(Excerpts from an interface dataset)
···
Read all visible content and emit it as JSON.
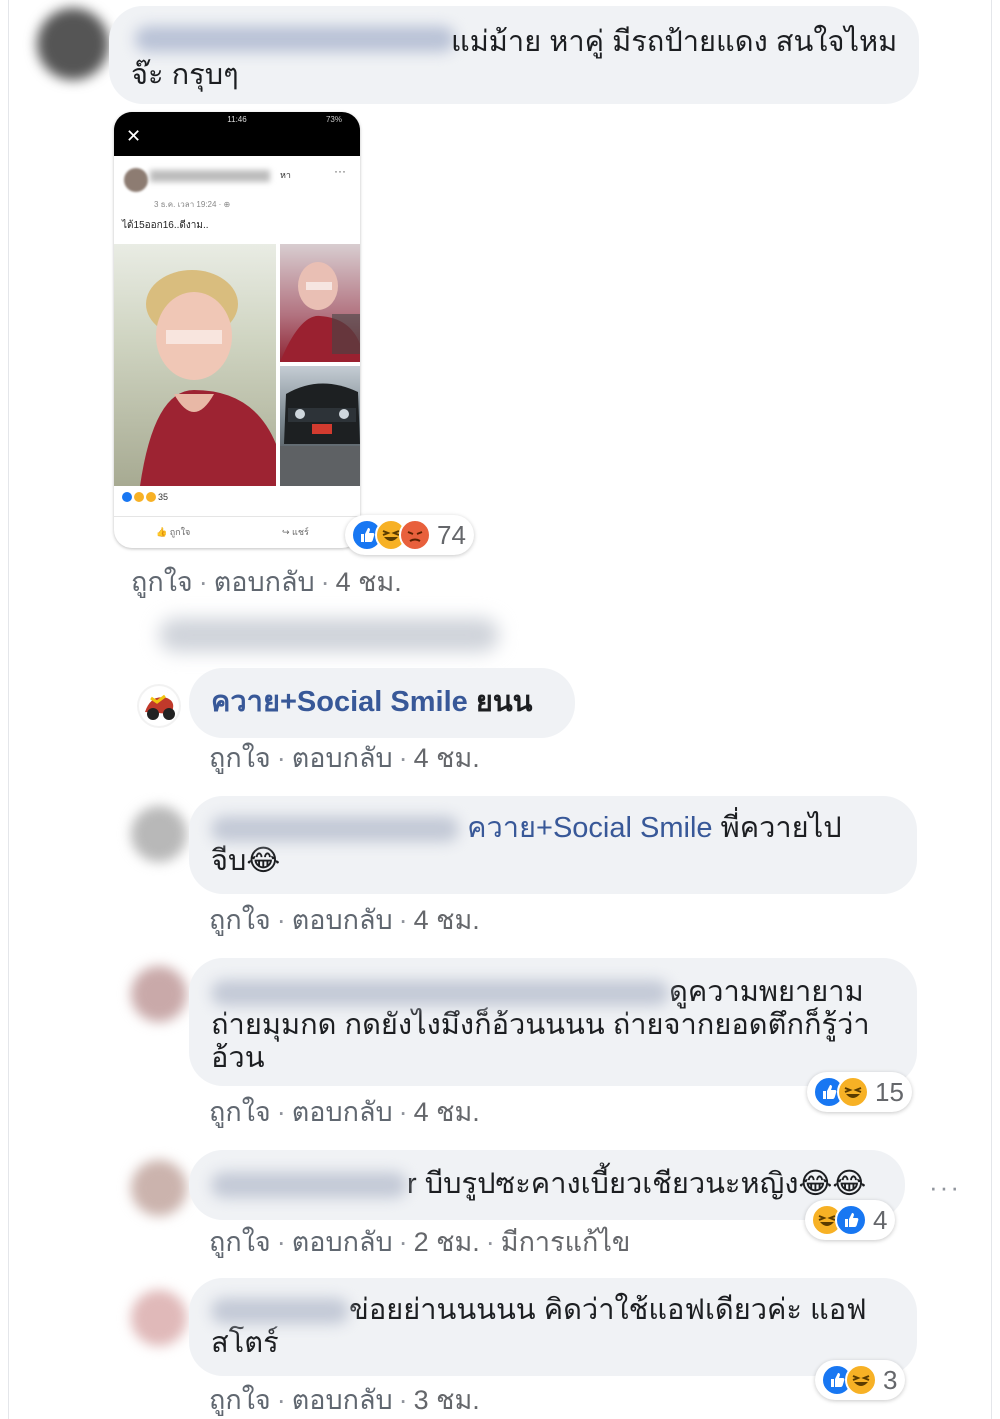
{
  "colors": {
    "like": "#1877f2",
    "haha": "#f7b125",
    "angry": "#e8603c",
    "link": "#385898",
    "bubble": "#f0f2f5",
    "meta": "#65676b"
  },
  "comments": [
    {
      "text": "แม่ม้าย หาคู่ มีรถป้ายแดง สนใจไหมจ๊ะ กรุบๆ",
      "meta": {
        "like": "ถูกใจ",
        "reply": "ตอบกลับ",
        "time": "4 ชม."
      },
      "reactions": {
        "icons": [
          "like-icon",
          "haha-icon",
          "angry-icon"
        ],
        "count": "74"
      },
      "attachment": {
        "status_time": "11:46",
        "status_battery": "73%",
        "close": "✕",
        "post_author_suffix": "หา",
        "more": "···",
        "post_date": "3 ธ.ค. เวลา 19:24 · ⊕",
        "post_text": "ได้15ออก16..ดีงาม..",
        "reaction_count": "35",
        "like_label": "ถูกใจ",
        "share_label": "แชร์"
      }
    },
    {
      "name": "ควาย+Social Smile",
      "text": "ยนน",
      "meta": {
        "like": "ถูกใจ",
        "reply": "ตอบกลับ",
        "time": "4 ชม."
      }
    },
    {
      "mention": "ควาย+Social Smile",
      "text_after": "พี่ควายไป",
      "text_line2": "จีบ",
      "emoji": "😂",
      "meta": {
        "like": "ถูกใจ",
        "reply": "ตอบกลับ",
        "time": "4 ชม."
      }
    },
    {
      "text_line1": "ดูความพยายาม",
      "text_line2": "ถ่ายมุมกด กดยังไงมึงก็อ้วนนนน ถ่ายจากยอดตึกก็รู้ว่า",
      "text_line3": "อ้วน",
      "meta": {
        "like": "ถูกใจ",
        "reply": "ตอบกลับ",
        "time": "4 ชม."
      },
      "reactions": {
        "icons": [
          "like-icon",
          "haha-icon"
        ],
        "count": "15"
      }
    },
    {
      "text_prefix": "r",
      "text": "บีบรูปซะคางเบี้ยวเชียวนะหญิง",
      "emoji": "😂😂",
      "meta": {
        "like": "ถูกใจ",
        "reply": "ตอบกลับ",
        "time": "2 ชม.",
        "edited": "มีการแก้ไข"
      },
      "reactions": {
        "icons": [
          "haha-icon",
          "like-icon"
        ],
        "count": "4"
      },
      "more": "···"
    },
    {
      "text_line1": "ข่อยย่านนนนน คิดว่าใช้แอฟเดียวค่ะ แอฟ",
      "text_line2": "สโตร์",
      "meta": {
        "like": "ถูกใจ",
        "reply": "ตอบกลับ",
        "time": "3 ชม."
      },
      "reactions": {
        "icons": [
          "like-icon",
          "haha-icon"
        ],
        "count": "3"
      }
    }
  ]
}
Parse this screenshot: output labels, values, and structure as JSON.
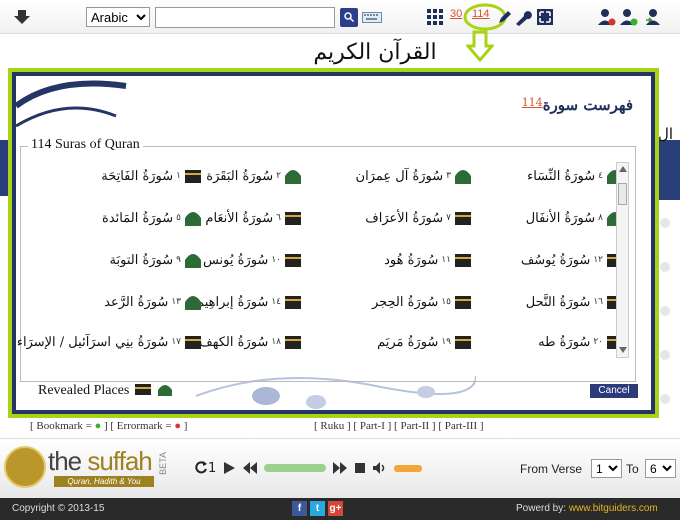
{
  "toolbar": {
    "language": "Arabic",
    "search_placeholder": "",
    "search_icon": "search-icon",
    "count_a": "30",
    "count_b": "114"
  },
  "page": {
    "title": "القرآن الكريم",
    "right_cut_text": "ال"
  },
  "modal": {
    "header_title": "فهرست سورة",
    "header_count": "114",
    "legend": "114 Suras of Quran",
    "revealed_label": "Revealed Places",
    "cancel_label": "Cancel",
    "suras": [
      {
        "num": "٤",
        "name": "سُورَةُ النِّسَاء",
        "place": "madina"
      },
      {
        "num": "٣",
        "name": "سُورَةُ آل عِمرَان",
        "place": "madina"
      },
      {
        "num": "٢",
        "name": "سُورَةُ البَقَرَة",
        "place": "madina"
      },
      {
        "num": "١",
        "name": "سُورَةُ الفَاتِحَة",
        "place": "makka"
      },
      {
        "num": "٨",
        "name": "سُورَةُ الأنفَال",
        "place": "madina"
      },
      {
        "num": "٧",
        "name": "سُورَةُ الأعرَاف",
        "place": "makka"
      },
      {
        "num": "٦",
        "name": "سُورَةُ الأنعَام",
        "place": "makka"
      },
      {
        "num": "٥",
        "name": "سُورَةُ المَائدة",
        "place": "madina"
      },
      {
        "num": "١٢",
        "name": "سُورَةُ يُوسُف",
        "place": "makka"
      },
      {
        "num": "١١",
        "name": "سُورَةُ هُود",
        "place": "makka"
      },
      {
        "num": "١٠",
        "name": "سُورَةُ يُونس",
        "place": "makka"
      },
      {
        "num": "٩",
        "name": "سُورَةُ التوبَة",
        "place": "madina"
      },
      {
        "num": "١٦",
        "name": "سُورَةُ النَّحل",
        "place": "makka"
      },
      {
        "num": "١٥",
        "name": "سُورَةُ الحِجر",
        "place": "makka"
      },
      {
        "num": "١٤",
        "name": "سُورَةُ إبراهِيم",
        "place": "makka"
      },
      {
        "num": "١٣",
        "name": "سُورَةُ الرَّعد",
        "place": "madina"
      },
      {
        "num": "٢٠",
        "name": "سُورَةُ طه",
        "place": "makka"
      },
      {
        "num": "١٩",
        "name": "سُورَةُ مَريَم",
        "place": "makka"
      },
      {
        "num": "١٨",
        "name": "سُورَةُ الكهف",
        "place": "makka"
      },
      {
        "num": "١٧",
        "name": "سُورَةُ بنِي اسرَآئيل / الإسرَاء",
        "place": "makka"
      }
    ]
  },
  "bottom_strip": {
    "bookmark": "[ Bookmark =",
    "errormark": "[ Errormark =",
    "parts": "[ Ruku   ]   [ Part-I   ]   [ Part-II   ]   [ Part-III   ]"
  },
  "player": {
    "logo_main": "the",
    "logo_accent": "suffah",
    "logo_sub": "Quran, Hadith & You",
    "beta": "BETA",
    "repeat_count": "1",
    "from_verse_label": "From Verse",
    "from_verse": "1",
    "to_label": "To",
    "to_verse": "6",
    "progress_fraction": 0.0
  },
  "footer": {
    "copyright": "Copyright © 2013-15",
    "powered_prefix": "Powerd by: ",
    "powered_link": "www.bitguiders.com",
    "social": [
      "f",
      "t",
      "g+"
    ]
  }
}
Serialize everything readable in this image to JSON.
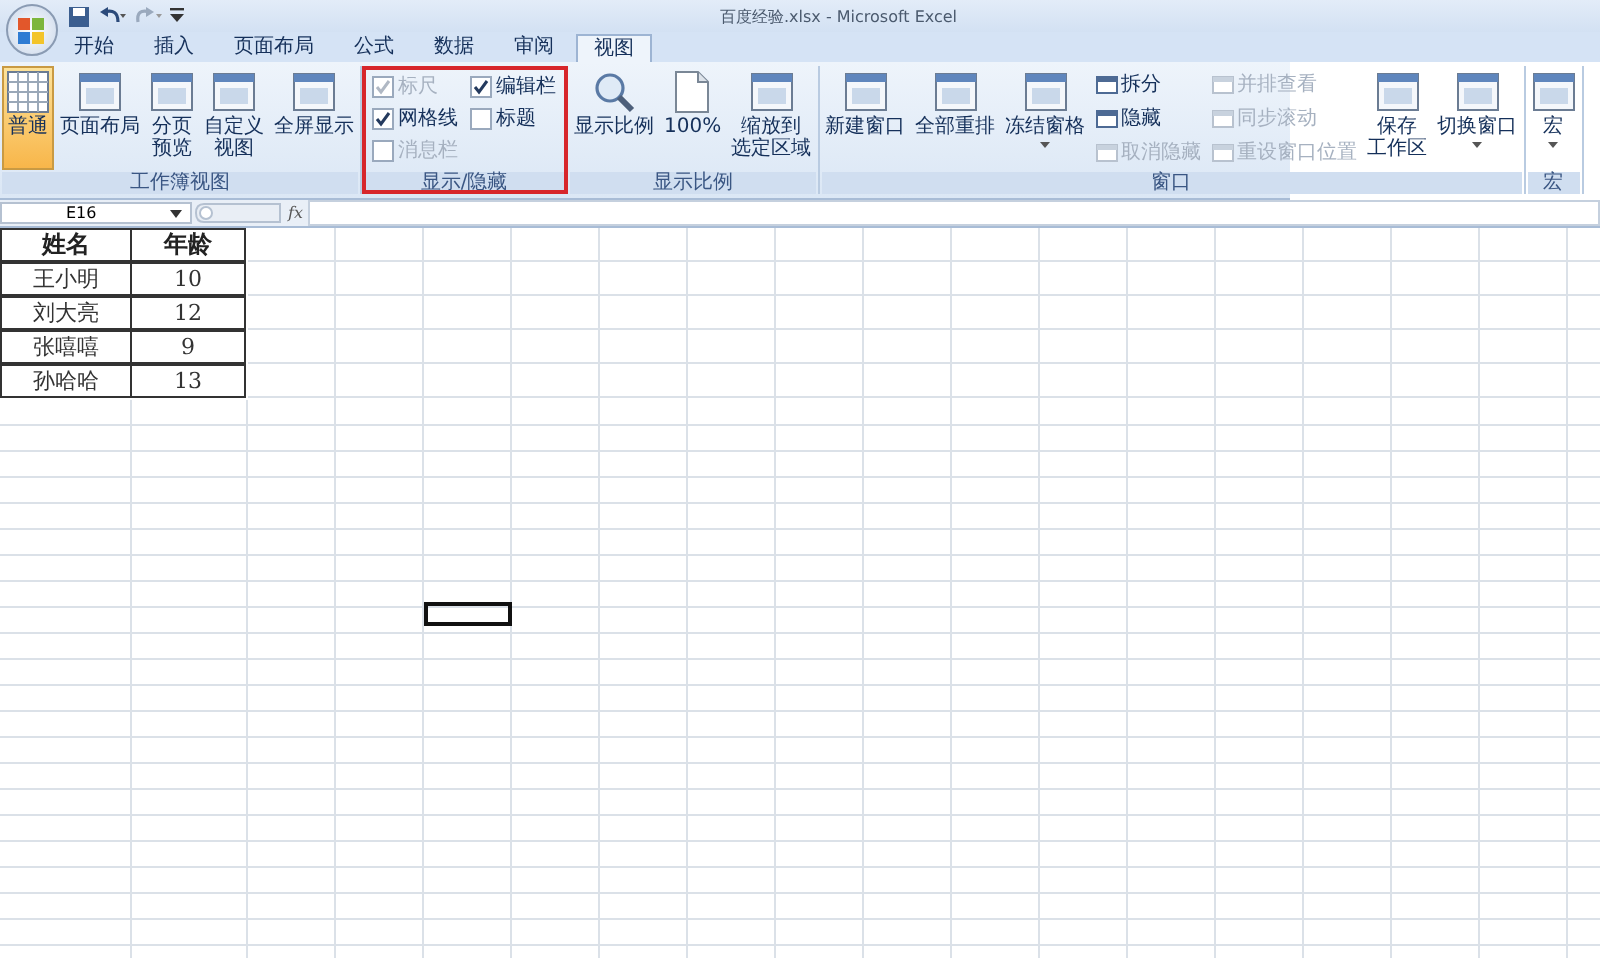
{
  "window": {
    "title": "百度经验.xlsx - Microsoft Excel"
  },
  "tabs": [
    {
      "label": "开始",
      "selected": false
    },
    {
      "label": "插入",
      "selected": false
    },
    {
      "label": "页面布局",
      "selected": false
    },
    {
      "label": "公式",
      "selected": false
    },
    {
      "label": "数据",
      "selected": false
    },
    {
      "label": "审阅",
      "selected": false
    },
    {
      "label": "视图",
      "selected": true
    }
  ],
  "ribbon": {
    "groups": [
      {
        "label": "工作簿视图",
        "highlighted": false,
        "items": [
          {
            "kind": "large",
            "lines": [
              "普通"
            ],
            "selected": true
          },
          {
            "kind": "large",
            "lines": [
              "页面布局"
            ],
            "selected": false
          },
          {
            "kind": "large",
            "lines": [
              "分页",
              "预览"
            ],
            "selected": false
          },
          {
            "kind": "large",
            "lines": [
              "自定义",
              "视图"
            ],
            "selected": false
          },
          {
            "kind": "large",
            "lines": [
              "全屏显示"
            ],
            "selected": false
          }
        ]
      },
      {
        "label": "显示/隐藏",
        "highlighted": true,
        "items": [
          {
            "kind": "checks",
            "checks": [
              {
                "label": "标尺",
                "checked": true,
                "disabled": true
              },
              {
                "label": "编辑栏",
                "checked": true,
                "disabled": false
              },
              {
                "label": "网格线",
                "checked": true,
                "disabled": false
              },
              {
                "label": "标题",
                "checked": false,
                "disabled": false
              },
              {
                "label": "消息栏",
                "checked": false,
                "disabled": true
              }
            ]
          }
        ]
      },
      {
        "label": "显示比例",
        "highlighted": false,
        "items": [
          {
            "kind": "large",
            "lines": [
              "显示比例"
            ],
            "selected": false
          },
          {
            "kind": "large",
            "lines": [
              "100%"
            ],
            "selected": false
          },
          {
            "kind": "large",
            "lines": [
              "缩放到",
              "选定区域"
            ],
            "selected": false
          }
        ]
      },
      {
        "label": "窗口",
        "highlighted": false,
        "items": [
          {
            "kind": "large",
            "lines": [
              "新建窗口"
            ],
            "selected": false
          },
          {
            "kind": "large",
            "lines": [
              "全部重排"
            ],
            "selected": false
          },
          {
            "kind": "large",
            "lines": [
              "冻结窗格"
            ],
            "selected": false,
            "dropdown": true
          },
          {
            "kind": "smalls",
            "smalls": [
              {
                "label": "拆分",
                "disabled": false
              },
              {
                "label": "隐藏",
                "disabled": false
              },
              {
                "label": "取消隐藏",
                "disabled": true
              }
            ]
          },
          {
            "kind": "smalls",
            "smalls": [
              {
                "label": "并排查看",
                "disabled": true
              },
              {
                "label": "同步滚动",
                "disabled": true
              },
              {
                "label": "重设窗口位置",
                "disabled": true
              }
            ]
          },
          {
            "kind": "large",
            "lines": [
              "保存",
              "工作区"
            ],
            "selected": false
          },
          {
            "kind": "large",
            "lines": [
              "切换窗口"
            ],
            "selected": false,
            "dropdown": true
          }
        ]
      },
      {
        "label": "宏",
        "highlighted": false,
        "items": [
          {
            "kind": "large",
            "lines": [
              "宏"
            ],
            "selected": false,
            "dropdown": true
          }
        ]
      }
    ]
  },
  "formula_bar": {
    "name_box": "E16",
    "function_label": "fx"
  },
  "sheet": {
    "columns": [
      "姓名",
      "年龄"
    ],
    "rows": [
      [
        "王小明",
        "10"
      ],
      [
        "刘大亮",
        "12"
      ],
      [
        "张嘻嘻",
        "9"
      ],
      [
        "孙哈哈",
        "13"
      ]
    ]
  }
}
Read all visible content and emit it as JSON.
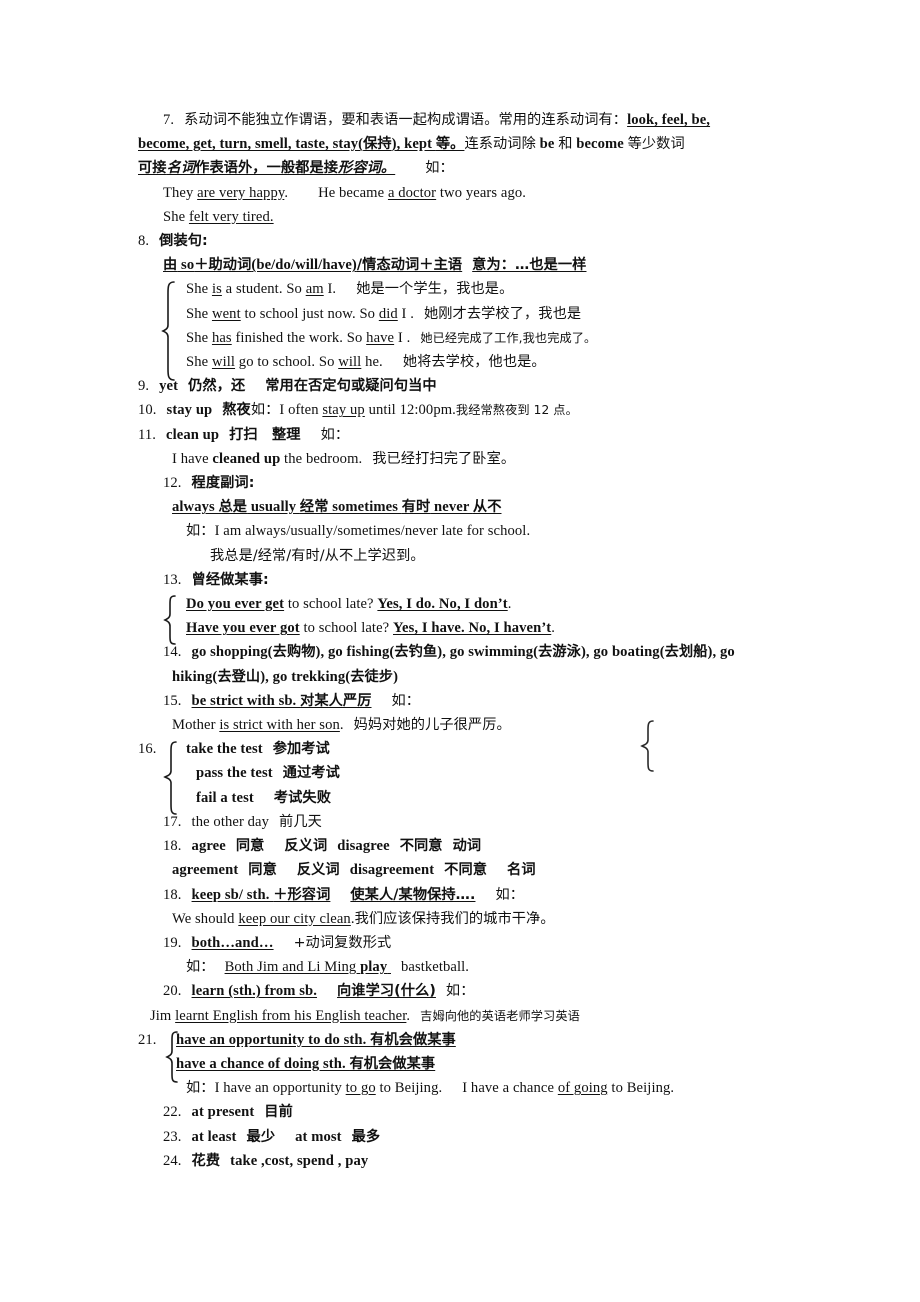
{
  "document": {
    "type": "study-notes",
    "language": "zh-CN + en",
    "items": [
      {
        "number": "7.",
        "lines": [
          "系动词不能独立作谓语，要和表语一起构成谓语。常用的连系动词有：",
          "look, feel, be, become, get, turn, smell, taste, stay(保持), kept 等。",
          "连系动词除 be 和 become 等少数词可接名词作表语外，一般都是接形容词。",
          "如：",
          "They are very happy.",
          "He became a doctor two years ago.",
          "She felt very tired."
        ]
      },
      {
        "number": "8.",
        "title": "倒装句:",
        "rule": "由 so＋助动词(be/do/will/have)/情态动词＋主语",
        "rule_meaning": "意为：…也是一样",
        "examples": [
          {
            "en": "She is a student. So am I.",
            "cn": "她是一个学生，我也是。"
          },
          {
            "en": "She went to school just now. So did I .",
            "cn": "她刚才去学校了，我也是"
          },
          {
            "en": "She has finished the work. So have I .",
            "cn": "她已经完成了工作,我也完成了。"
          },
          {
            "en": "She will go to school. So will he.",
            "cn": "她将去学校，他也是。"
          }
        ]
      },
      {
        "number": "9.",
        "term": "yet",
        "meaning": "仍然，还",
        "note": "常用在否定句或疑问句当中"
      },
      {
        "number": "10.",
        "term": "stay up",
        "meaning": "熬夜",
        "eg_label": "如：",
        "example_en": "I often stay up until 12:00pm.",
        "example_cn": "我经常熬夜到 12 点。"
      },
      {
        "number": "11.",
        "term": "clean up",
        "meaning": "打扫　整理",
        "eg_label": "如：",
        "example_en": "I have cleaned up the bedroom.",
        "example_cn": "我已经打扫完了卧室。"
      },
      {
        "number": "12.",
        "title": "程度副词:",
        "adverbs": "always 总是  usually 经常  sometimes 有时  never 从不",
        "eg_label": "如：",
        "example_en": "I am always/usually/sometimes/never late for school.",
        "example_cn": "我总是/经常/有时/从不上学迟到。"
      },
      {
        "number": "13.",
        "title": "曾经做某事:",
        "examples": [
          {
            "q": "Do you ever get",
            "rest": " to school late? ",
            "a": "Yes, I do. No, I don’t",
            "end": "."
          },
          {
            "q": "Have you ever got",
            "rest": " to school late? ",
            "a": "Yes, I have. No, I haven’t",
            "end": "."
          }
        ]
      },
      {
        "number": "14.",
        "phrases": "go shopping(去购物), go fishing(去钓鱼), go swimming(去游泳), go boating(去划船), go hiking(去登山), go trekking(去徒步)"
      },
      {
        "number": "15.",
        "term": "be strict with sb.",
        "meaning": "对某人严厉",
        "eg_label": "如：",
        "example_en": "Mother is strict with her son",
        "example_en_tail": ".",
        "example_cn": "妈妈对她的儿子很严厉。"
      },
      {
        "number": "16.",
        "braced": [
          {
            "en": "take the test",
            "cn": "参加考试"
          },
          {
            "en": "pass the test",
            "cn": "通过考试"
          },
          {
            "en": "fail a test",
            "cn": "考试失败"
          }
        ]
      },
      {
        "number": "17.",
        "term": "the other day",
        "meaning": "前几天"
      },
      {
        "number": "18.",
        "line1": "agree  同意   反义词  disagree 不同意 动词",
        "line2": "agreement 同意   反义词  disagreement 不同意   名词"
      },
      {
        "number": "18.",
        "term": "keep sb/ sth. ＋形容词",
        "meaning": "使某人/某物保持….",
        "eg_label": "如：",
        "example_en": "We should keep our city clean",
        "example_en_tail": ".",
        "example_cn": "我们应该保持我们的城市干净。"
      },
      {
        "number": "19.",
        "term": "both…and…",
        "note": "+动词复数形式",
        "eg_label": "如：",
        "example_en": "Both Jim and Li Ming play",
        "example_tail": "bastketball."
      },
      {
        "number": "20.",
        "term": "learn (sth.) from sb.",
        "meaning": "向谁学习(什么)",
        "eg_label": "如：",
        "example_en_pre": "Jim ",
        "example_en_u": "learnt English from his English teacher",
        "example_en_tail": ".",
        "example_cn": "吉姆向他的英语老师学习英语"
      },
      {
        "number": "21.",
        "braced": [
          {
            "en": "have an opportunity to do sth.",
            "cn": "有机会做某事"
          },
          {
            "en": "have a chance of doing sth.",
            "cn": "有机会做某事"
          }
        ],
        "eg_label": "如：",
        "example_a_pre": "I have an opportunity ",
        "example_a_u": "to go",
        "example_a_post": " to Beijing.",
        "example_b_pre": "I have a chance ",
        "example_b_u": "of going",
        "example_b_post": " to Beijing."
      },
      {
        "number": "22.",
        "term": "at present",
        "meaning": "目前"
      },
      {
        "number": "23.",
        "term1": "at least",
        "meaning1": "最少",
        "term2": "at most",
        "meaning2": "最多"
      },
      {
        "number": "24.",
        "meaning": "花费",
        "term": "take ,cost, spend , pay"
      }
    ],
    "stray_mark": "orphan-curly-brace"
  }
}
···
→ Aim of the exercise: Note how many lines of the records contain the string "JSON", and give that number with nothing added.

→ Answer to this task: 4